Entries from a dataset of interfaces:
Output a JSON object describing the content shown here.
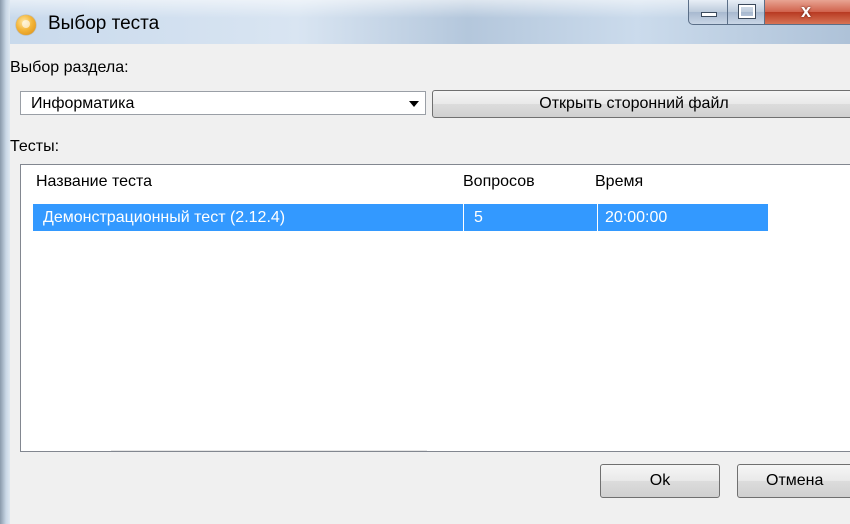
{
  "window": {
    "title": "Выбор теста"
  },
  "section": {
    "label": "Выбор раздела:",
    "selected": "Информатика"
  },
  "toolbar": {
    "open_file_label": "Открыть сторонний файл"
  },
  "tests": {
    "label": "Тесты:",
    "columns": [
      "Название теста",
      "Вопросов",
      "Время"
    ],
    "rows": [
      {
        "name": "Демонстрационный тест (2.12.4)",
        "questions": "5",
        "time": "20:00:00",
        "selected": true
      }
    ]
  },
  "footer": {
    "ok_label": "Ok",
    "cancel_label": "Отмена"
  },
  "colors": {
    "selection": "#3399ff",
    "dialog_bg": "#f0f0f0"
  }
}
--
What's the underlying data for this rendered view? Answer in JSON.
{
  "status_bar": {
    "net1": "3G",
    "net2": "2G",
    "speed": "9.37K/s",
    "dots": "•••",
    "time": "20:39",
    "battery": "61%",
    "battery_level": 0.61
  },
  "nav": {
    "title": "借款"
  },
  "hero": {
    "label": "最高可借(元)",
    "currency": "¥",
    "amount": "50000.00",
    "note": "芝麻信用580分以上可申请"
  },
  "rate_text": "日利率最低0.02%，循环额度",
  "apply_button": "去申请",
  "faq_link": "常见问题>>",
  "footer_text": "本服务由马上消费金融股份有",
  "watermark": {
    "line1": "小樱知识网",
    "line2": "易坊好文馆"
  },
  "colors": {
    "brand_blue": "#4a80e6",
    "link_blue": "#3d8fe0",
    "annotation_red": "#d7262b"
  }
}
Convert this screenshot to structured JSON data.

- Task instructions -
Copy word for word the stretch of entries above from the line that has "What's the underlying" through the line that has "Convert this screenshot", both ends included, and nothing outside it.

- Expected output -
What's the underlying data for this rendered view? Answer in JSON.
{
  "status_bar": {
    "net1": "3G",
    "net2": "2G",
    "speed": "9.37K/s",
    "dots": "•••",
    "time": "20:39",
    "battery": "61%",
    "battery_level": 0.61
  },
  "nav": {
    "title": "借款"
  },
  "hero": {
    "label": "最高可借(元)",
    "currency": "¥",
    "amount": "50000.00",
    "note": "芝麻信用580分以上可申请"
  },
  "rate_text": "日利率最低0.02%，循环额度",
  "apply_button": "去申请",
  "faq_link": "常见问题>>",
  "footer_text": "本服务由马上消费金融股份有",
  "watermark": {
    "line1": "小樱知识网",
    "line2": "易坊好文馆"
  },
  "colors": {
    "brand_blue": "#4a80e6",
    "link_blue": "#3d8fe0",
    "annotation_red": "#d7262b"
  }
}
Convert this screenshot to structured JSON data.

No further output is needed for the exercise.